**YOUR TASK**
Note how many lines in these entries contain "Boards", and reply with that number alone.

[Website and app data records]
---------------

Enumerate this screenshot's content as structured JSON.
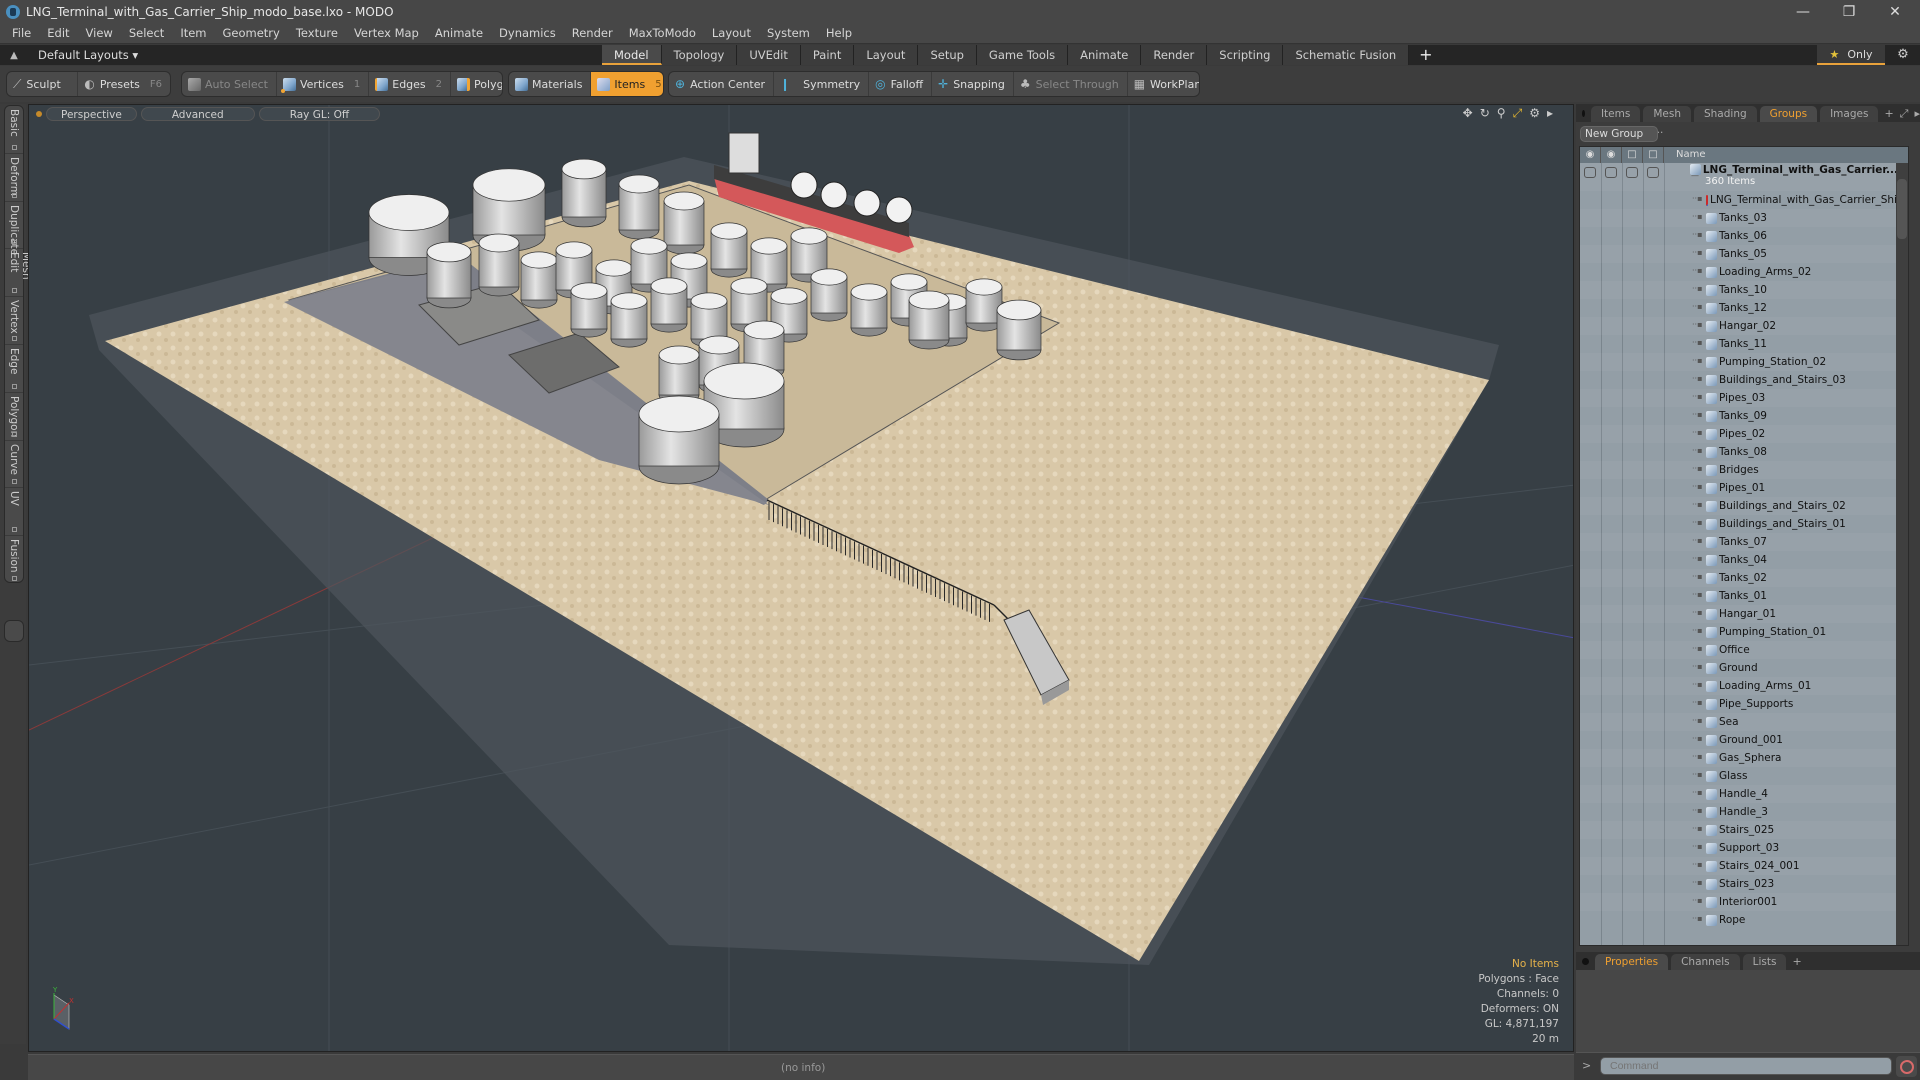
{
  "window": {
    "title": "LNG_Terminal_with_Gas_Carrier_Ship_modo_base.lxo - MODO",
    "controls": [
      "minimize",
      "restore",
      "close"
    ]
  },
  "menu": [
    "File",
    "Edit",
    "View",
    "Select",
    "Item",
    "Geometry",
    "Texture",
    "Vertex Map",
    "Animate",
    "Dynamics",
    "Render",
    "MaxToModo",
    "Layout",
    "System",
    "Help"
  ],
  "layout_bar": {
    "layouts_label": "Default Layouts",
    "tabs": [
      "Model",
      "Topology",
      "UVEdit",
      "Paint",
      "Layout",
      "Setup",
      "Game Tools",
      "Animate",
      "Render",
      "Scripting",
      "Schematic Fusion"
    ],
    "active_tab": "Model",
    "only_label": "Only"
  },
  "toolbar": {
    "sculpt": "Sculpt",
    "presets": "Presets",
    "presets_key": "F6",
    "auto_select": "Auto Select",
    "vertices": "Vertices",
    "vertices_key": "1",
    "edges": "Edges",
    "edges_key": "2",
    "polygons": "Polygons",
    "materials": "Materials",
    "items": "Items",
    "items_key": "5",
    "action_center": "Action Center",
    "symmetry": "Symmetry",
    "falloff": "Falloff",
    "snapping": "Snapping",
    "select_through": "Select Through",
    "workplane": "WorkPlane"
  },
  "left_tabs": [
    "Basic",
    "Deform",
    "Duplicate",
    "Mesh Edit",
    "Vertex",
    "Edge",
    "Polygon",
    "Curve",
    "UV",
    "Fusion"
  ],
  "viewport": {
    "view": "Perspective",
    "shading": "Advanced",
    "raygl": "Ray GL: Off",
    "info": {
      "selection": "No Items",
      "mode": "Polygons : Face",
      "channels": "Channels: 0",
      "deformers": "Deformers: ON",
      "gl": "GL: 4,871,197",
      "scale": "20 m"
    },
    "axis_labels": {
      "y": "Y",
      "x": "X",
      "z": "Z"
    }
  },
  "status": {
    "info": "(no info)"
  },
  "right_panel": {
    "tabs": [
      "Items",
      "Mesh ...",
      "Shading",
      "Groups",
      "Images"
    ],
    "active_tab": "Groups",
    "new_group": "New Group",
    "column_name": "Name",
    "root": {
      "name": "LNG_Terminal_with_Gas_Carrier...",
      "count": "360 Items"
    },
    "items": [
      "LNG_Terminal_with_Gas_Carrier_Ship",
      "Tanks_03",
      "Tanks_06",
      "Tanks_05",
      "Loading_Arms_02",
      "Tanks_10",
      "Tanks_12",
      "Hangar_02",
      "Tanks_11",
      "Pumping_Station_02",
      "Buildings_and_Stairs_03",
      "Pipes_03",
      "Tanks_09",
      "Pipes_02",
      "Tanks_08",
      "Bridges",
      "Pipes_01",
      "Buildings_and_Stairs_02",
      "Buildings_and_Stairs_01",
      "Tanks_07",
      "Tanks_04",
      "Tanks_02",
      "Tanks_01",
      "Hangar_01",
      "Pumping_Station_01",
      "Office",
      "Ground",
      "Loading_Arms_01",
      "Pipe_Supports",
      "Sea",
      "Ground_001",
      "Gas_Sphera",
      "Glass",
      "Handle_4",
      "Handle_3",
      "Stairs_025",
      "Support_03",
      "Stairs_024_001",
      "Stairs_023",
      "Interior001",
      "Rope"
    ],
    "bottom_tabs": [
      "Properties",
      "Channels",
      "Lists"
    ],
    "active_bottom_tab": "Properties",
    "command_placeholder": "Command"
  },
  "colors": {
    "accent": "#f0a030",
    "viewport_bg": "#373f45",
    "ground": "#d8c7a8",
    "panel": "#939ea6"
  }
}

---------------

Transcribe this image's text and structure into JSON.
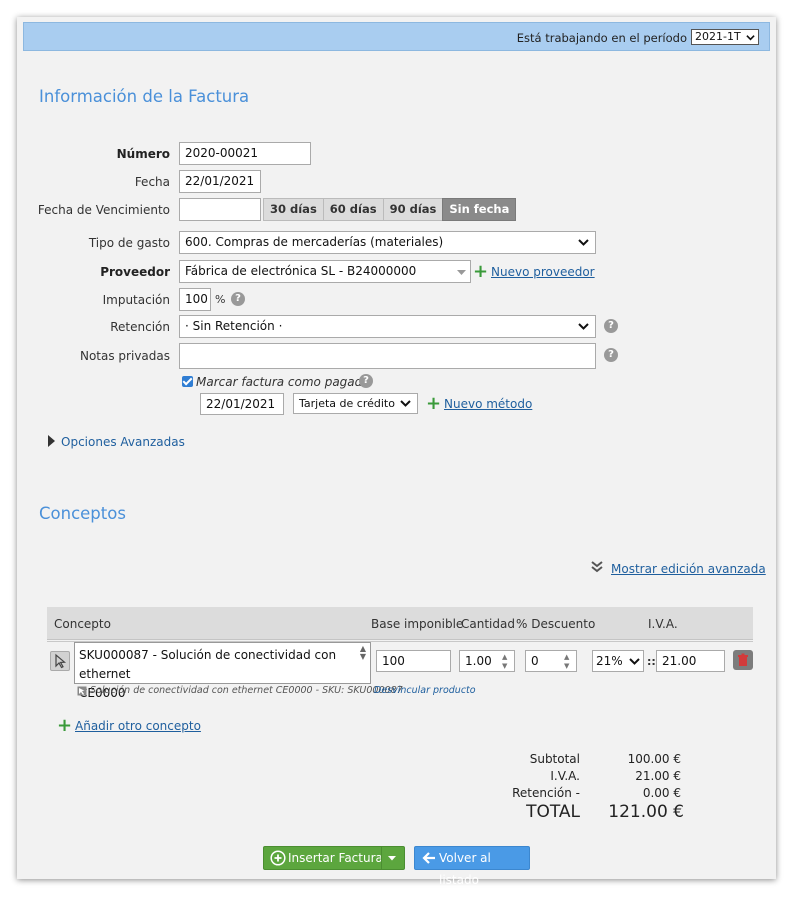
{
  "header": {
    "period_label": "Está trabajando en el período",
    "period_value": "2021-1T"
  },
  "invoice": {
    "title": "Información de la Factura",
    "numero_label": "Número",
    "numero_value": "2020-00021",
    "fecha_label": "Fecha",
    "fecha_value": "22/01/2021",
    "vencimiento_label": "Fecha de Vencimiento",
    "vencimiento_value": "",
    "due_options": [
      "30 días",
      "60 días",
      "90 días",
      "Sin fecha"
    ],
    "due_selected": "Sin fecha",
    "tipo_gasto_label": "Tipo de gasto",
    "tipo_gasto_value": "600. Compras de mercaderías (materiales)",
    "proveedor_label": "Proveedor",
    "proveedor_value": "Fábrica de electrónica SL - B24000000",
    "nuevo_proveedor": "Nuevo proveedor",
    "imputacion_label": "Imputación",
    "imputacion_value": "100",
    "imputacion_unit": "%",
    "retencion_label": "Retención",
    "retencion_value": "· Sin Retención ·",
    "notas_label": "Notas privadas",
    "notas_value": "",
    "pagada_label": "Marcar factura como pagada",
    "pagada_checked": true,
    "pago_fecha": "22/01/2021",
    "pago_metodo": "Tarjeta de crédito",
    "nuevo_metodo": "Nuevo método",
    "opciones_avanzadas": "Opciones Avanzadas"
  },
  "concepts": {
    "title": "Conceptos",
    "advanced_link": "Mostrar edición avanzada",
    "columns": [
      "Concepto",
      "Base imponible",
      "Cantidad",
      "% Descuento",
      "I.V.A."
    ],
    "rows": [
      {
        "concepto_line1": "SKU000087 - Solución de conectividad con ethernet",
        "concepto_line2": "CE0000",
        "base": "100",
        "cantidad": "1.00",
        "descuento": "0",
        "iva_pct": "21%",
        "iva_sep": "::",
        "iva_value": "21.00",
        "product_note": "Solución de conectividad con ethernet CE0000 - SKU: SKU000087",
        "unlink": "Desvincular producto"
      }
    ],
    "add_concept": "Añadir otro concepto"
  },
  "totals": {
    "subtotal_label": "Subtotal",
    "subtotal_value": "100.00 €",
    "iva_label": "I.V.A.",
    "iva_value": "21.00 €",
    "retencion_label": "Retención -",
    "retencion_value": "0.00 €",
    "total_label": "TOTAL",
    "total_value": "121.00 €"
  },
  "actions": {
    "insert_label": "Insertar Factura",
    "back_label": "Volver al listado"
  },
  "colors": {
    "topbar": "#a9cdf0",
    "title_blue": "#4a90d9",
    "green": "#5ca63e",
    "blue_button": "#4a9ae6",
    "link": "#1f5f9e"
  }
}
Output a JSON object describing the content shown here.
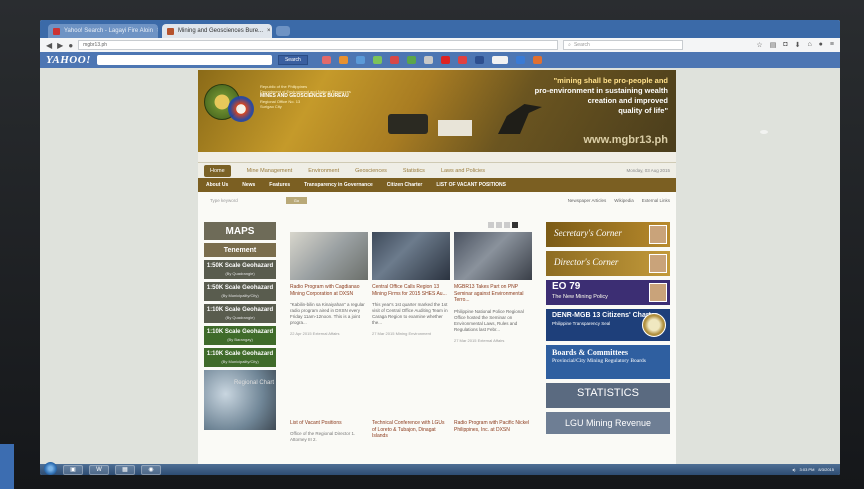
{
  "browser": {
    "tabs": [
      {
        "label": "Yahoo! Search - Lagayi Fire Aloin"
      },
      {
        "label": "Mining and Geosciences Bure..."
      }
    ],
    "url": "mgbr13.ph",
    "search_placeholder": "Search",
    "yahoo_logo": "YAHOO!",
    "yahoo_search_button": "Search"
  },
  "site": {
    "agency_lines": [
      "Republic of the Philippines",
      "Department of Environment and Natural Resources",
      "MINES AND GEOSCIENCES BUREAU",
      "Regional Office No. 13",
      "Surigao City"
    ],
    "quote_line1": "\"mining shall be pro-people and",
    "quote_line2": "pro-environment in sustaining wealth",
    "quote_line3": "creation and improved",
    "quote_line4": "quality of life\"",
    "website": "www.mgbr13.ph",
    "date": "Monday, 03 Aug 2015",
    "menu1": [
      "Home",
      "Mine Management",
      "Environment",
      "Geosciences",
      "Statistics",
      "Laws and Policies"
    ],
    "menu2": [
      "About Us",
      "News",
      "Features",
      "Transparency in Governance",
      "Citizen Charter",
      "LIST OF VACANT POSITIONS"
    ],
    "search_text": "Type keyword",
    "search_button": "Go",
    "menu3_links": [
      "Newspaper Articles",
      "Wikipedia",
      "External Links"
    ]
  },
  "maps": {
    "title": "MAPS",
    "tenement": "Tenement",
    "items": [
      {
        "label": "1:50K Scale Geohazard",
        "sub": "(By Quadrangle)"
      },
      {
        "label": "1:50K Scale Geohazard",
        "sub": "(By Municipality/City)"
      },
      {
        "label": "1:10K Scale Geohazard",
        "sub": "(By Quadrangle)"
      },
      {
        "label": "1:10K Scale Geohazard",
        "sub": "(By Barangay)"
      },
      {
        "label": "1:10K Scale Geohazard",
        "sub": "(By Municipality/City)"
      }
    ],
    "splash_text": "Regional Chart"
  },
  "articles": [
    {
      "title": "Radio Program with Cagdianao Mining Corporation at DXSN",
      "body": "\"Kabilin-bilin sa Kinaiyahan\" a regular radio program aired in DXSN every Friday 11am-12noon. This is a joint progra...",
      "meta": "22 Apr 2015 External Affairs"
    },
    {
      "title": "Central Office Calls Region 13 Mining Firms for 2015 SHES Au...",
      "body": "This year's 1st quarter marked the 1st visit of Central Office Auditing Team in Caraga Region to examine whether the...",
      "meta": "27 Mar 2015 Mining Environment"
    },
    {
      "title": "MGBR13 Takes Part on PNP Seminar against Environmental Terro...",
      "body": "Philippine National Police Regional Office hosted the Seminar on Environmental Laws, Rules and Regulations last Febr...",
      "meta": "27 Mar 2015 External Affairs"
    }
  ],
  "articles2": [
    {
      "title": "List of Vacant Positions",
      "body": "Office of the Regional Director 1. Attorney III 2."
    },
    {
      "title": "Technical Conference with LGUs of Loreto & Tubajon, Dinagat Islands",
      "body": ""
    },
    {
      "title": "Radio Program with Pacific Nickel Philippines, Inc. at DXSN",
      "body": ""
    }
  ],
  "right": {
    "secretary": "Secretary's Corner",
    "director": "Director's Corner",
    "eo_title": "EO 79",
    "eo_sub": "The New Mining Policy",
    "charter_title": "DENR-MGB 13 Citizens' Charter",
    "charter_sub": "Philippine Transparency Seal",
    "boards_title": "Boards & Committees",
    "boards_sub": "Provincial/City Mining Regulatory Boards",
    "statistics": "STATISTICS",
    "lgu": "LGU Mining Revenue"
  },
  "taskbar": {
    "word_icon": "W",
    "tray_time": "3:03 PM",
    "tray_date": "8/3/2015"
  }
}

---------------

**ANSWER SECTION**
2